Too often cheese boards are treated like the poor relations of their more affluent and rich pudding cousins. A well balanced display of cheese is the perfect indulgence for the festivities.
When sourcing the best selection a good deli is worth sussing out and you’ll be supporting a local business. The supermarket cheese selection tends to be captured and held prisoner under plastic in trays. It’s much better to choose them from a chilled counter where the cheese can breathe and you can sample.
Cheesemaking is relatively new to Northern Ireland with only a handful of producers practising their craft.
Historically, Ireland was a nation of butter makers and cheese production was reserved for when a child was born. A curd cheese was made to celebrate the birth, much like a cottage cheese, and was named the “crying cheese”. It’s purported that the Romans didn’t invade Ireland because we were a nation of “barbarous butter makers”. Cheese making in the south of Ireland flourished with the arrival of Austrians, Germans and Dutch who settled here from the 1950s onwards.
While the trade is now established across the island, it’s only been in the past few years that there have been any producers in the Ulster. Now Kearney Blue Cheese from Down, Young Buck from Newtownards, Dart Mountain Cheese in the Sperrins and City Cheese from Millisle, have been recognised globally in international awards.
The milk from here is probably the best in the world – we can complain about the rain but it makes for rich pastures that result in a liquid that in turn creates an epic added value commodity.
While we need to celebrate our wonderful local dairy, you can’t ignore the rest of the world when choosing the ultimate cheese board. The French will always claim to be the best cheesemakers in the world and they have plenty of experience. One of their best cheeses is a Morbier from the Comte, it’s a layer of morning milk cheese, separated with ash and then topped with evening milk cheese. French Vacherin is in season now – a soft cheese that can be baked in the wooden box it’s presented in and then dipped with hunks of crusty bread. Both, and many more, are available from Arcadia Deli on the Lisburn Road in Belfast.
If we let the French have the soft section on the board, look to England for a fine blue Stilton to tick that box. It’s been around for centuries and you can’t ignore the quality that comes with experience.
For a softer blue, Italian Gorgonzola is hard to beat – tangy, zesty and creamy. We tend to think that you need at least 10 cheeses to have a successful board but the reality is that four well chosen contrasting colours, textures and flavours will be sufficient.

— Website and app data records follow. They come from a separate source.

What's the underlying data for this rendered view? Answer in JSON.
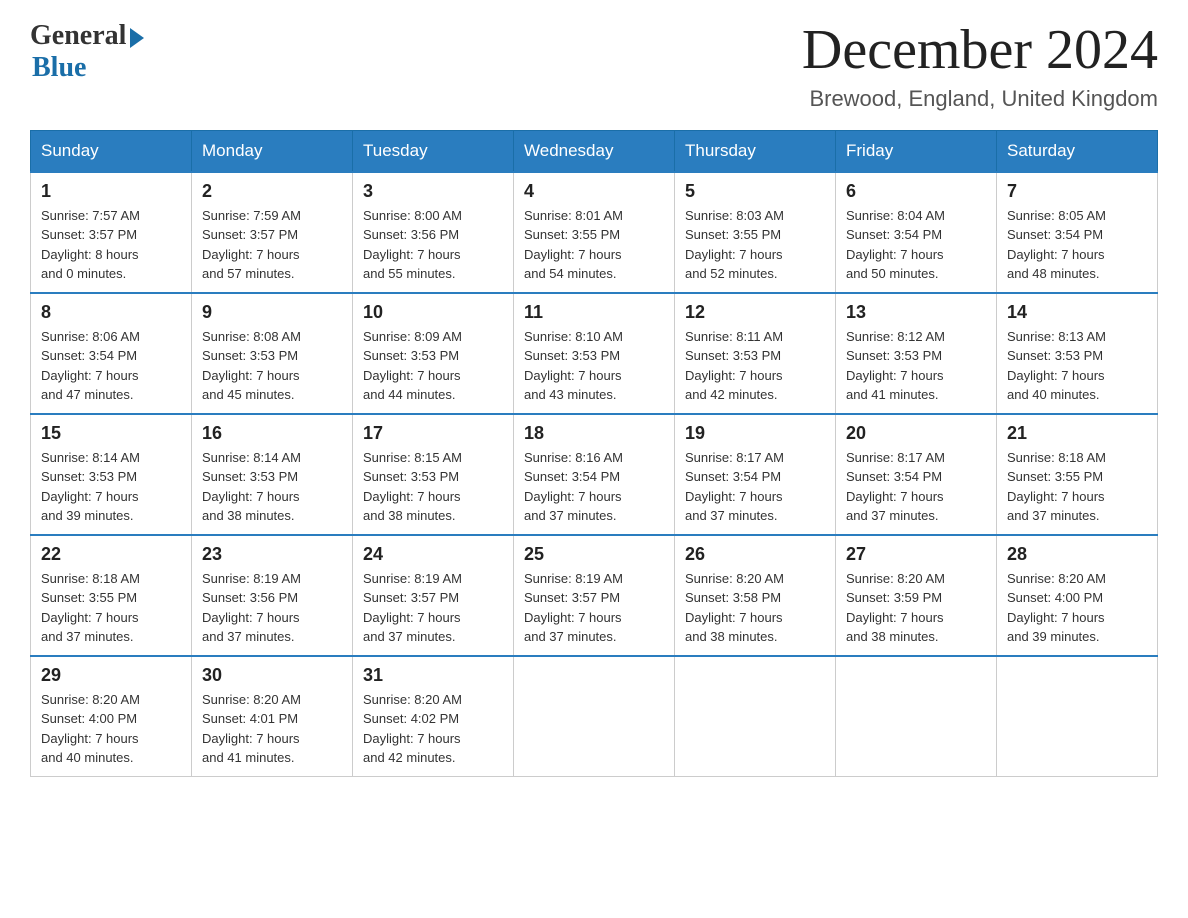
{
  "header": {
    "logo": {
      "general": "General",
      "blue": "Blue"
    },
    "title": "December 2024",
    "location": "Brewood, England, United Kingdom"
  },
  "days_of_week": [
    "Sunday",
    "Monday",
    "Tuesday",
    "Wednesday",
    "Thursday",
    "Friday",
    "Saturday"
  ],
  "weeks": [
    [
      {
        "day": "1",
        "sunrise": "7:57 AM",
        "sunset": "3:57 PM",
        "daylight": "8 hours and 0 minutes."
      },
      {
        "day": "2",
        "sunrise": "7:59 AM",
        "sunset": "3:57 PM",
        "daylight": "7 hours and 57 minutes."
      },
      {
        "day": "3",
        "sunrise": "8:00 AM",
        "sunset": "3:56 PM",
        "daylight": "7 hours and 55 minutes."
      },
      {
        "day": "4",
        "sunrise": "8:01 AM",
        "sunset": "3:55 PM",
        "daylight": "7 hours and 54 minutes."
      },
      {
        "day": "5",
        "sunrise": "8:03 AM",
        "sunset": "3:55 PM",
        "daylight": "7 hours and 52 minutes."
      },
      {
        "day": "6",
        "sunrise": "8:04 AM",
        "sunset": "3:54 PM",
        "daylight": "7 hours and 50 minutes."
      },
      {
        "day": "7",
        "sunrise": "8:05 AM",
        "sunset": "3:54 PM",
        "daylight": "7 hours and 48 minutes."
      }
    ],
    [
      {
        "day": "8",
        "sunrise": "8:06 AM",
        "sunset": "3:54 PM",
        "daylight": "7 hours and 47 minutes."
      },
      {
        "day": "9",
        "sunrise": "8:08 AM",
        "sunset": "3:53 PM",
        "daylight": "7 hours and 45 minutes."
      },
      {
        "day": "10",
        "sunrise": "8:09 AM",
        "sunset": "3:53 PM",
        "daylight": "7 hours and 44 minutes."
      },
      {
        "day": "11",
        "sunrise": "8:10 AM",
        "sunset": "3:53 PM",
        "daylight": "7 hours and 43 minutes."
      },
      {
        "day": "12",
        "sunrise": "8:11 AM",
        "sunset": "3:53 PM",
        "daylight": "7 hours and 42 minutes."
      },
      {
        "day": "13",
        "sunrise": "8:12 AM",
        "sunset": "3:53 PM",
        "daylight": "7 hours and 41 minutes."
      },
      {
        "day": "14",
        "sunrise": "8:13 AM",
        "sunset": "3:53 PM",
        "daylight": "7 hours and 40 minutes."
      }
    ],
    [
      {
        "day": "15",
        "sunrise": "8:14 AM",
        "sunset": "3:53 PM",
        "daylight": "7 hours and 39 minutes."
      },
      {
        "day": "16",
        "sunrise": "8:14 AM",
        "sunset": "3:53 PM",
        "daylight": "7 hours and 38 minutes."
      },
      {
        "day": "17",
        "sunrise": "8:15 AM",
        "sunset": "3:53 PM",
        "daylight": "7 hours and 38 minutes."
      },
      {
        "day": "18",
        "sunrise": "8:16 AM",
        "sunset": "3:54 PM",
        "daylight": "7 hours and 37 minutes."
      },
      {
        "day": "19",
        "sunrise": "8:17 AM",
        "sunset": "3:54 PM",
        "daylight": "7 hours and 37 minutes."
      },
      {
        "day": "20",
        "sunrise": "8:17 AM",
        "sunset": "3:54 PM",
        "daylight": "7 hours and 37 minutes."
      },
      {
        "day": "21",
        "sunrise": "8:18 AM",
        "sunset": "3:55 PM",
        "daylight": "7 hours and 37 minutes."
      }
    ],
    [
      {
        "day": "22",
        "sunrise": "8:18 AM",
        "sunset": "3:55 PM",
        "daylight": "7 hours and 37 minutes."
      },
      {
        "day": "23",
        "sunrise": "8:19 AM",
        "sunset": "3:56 PM",
        "daylight": "7 hours and 37 minutes."
      },
      {
        "day": "24",
        "sunrise": "8:19 AM",
        "sunset": "3:57 PM",
        "daylight": "7 hours and 37 minutes."
      },
      {
        "day": "25",
        "sunrise": "8:19 AM",
        "sunset": "3:57 PM",
        "daylight": "7 hours and 37 minutes."
      },
      {
        "day": "26",
        "sunrise": "8:20 AM",
        "sunset": "3:58 PM",
        "daylight": "7 hours and 38 minutes."
      },
      {
        "day": "27",
        "sunrise": "8:20 AM",
        "sunset": "3:59 PM",
        "daylight": "7 hours and 38 minutes."
      },
      {
        "day": "28",
        "sunrise": "8:20 AM",
        "sunset": "4:00 PM",
        "daylight": "7 hours and 39 minutes."
      }
    ],
    [
      {
        "day": "29",
        "sunrise": "8:20 AM",
        "sunset": "4:00 PM",
        "daylight": "7 hours and 40 minutes."
      },
      {
        "day": "30",
        "sunrise": "8:20 AM",
        "sunset": "4:01 PM",
        "daylight": "7 hours and 41 minutes."
      },
      {
        "day": "31",
        "sunrise": "8:20 AM",
        "sunset": "4:02 PM",
        "daylight": "7 hours and 42 minutes."
      },
      null,
      null,
      null,
      null
    ]
  ],
  "labels": {
    "sunrise": "Sunrise:",
    "sunset": "Sunset:",
    "daylight": "Daylight:"
  }
}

A soft cheese from France, a Stilton, an Northern Irish hard cheese like Banagher Bold from Dart Mountain and a soft goat’s would be hard to beat and unfussy to boot.
Now you’ve chosen the cheese the accompaniments are just as important. Make sure it’s not fridge cold – allow it to breathe for at least half an hour before serving. One of my pet hates, when I go to a restaurant is ice cold cheese, served with crackers that resemble thin cardboard, a plop of indiscernible chutney and some token grapes. You can buy decent biscuits but my first recipe this week is for buttery cheese ones that are perfect straight from the oven.
The other recipe is for a salted grape and walnut loaf. Serve warm with goat’s or blue cheese drizzled with honey for an extraordinary treat.
Chutney is vital to a good display. You don’t need to go to the bother of making them as there are brilliant artisans out there. Claire Kelly of Passion Preserves makes a watermelon pickle that any self respecting fridge should always have in it. She makes apple and damson jellies that would work equally well with a variety of cheeses.
Margaret Cooper of Made with Love produces a wonderfully spicy and sweet Christmas chutney that quite frankly is great all year round but especially with a good soft cheese. Both these companies products are readily available.
Scatter some nuts around the cheese, have some celery sticks, sliced apple and grapes for a fruity hit and contrasting textures.
Enjoy a little indulgence now – there’ll be plenty of time for lentils in January.
Wishing you a very happy Christmas!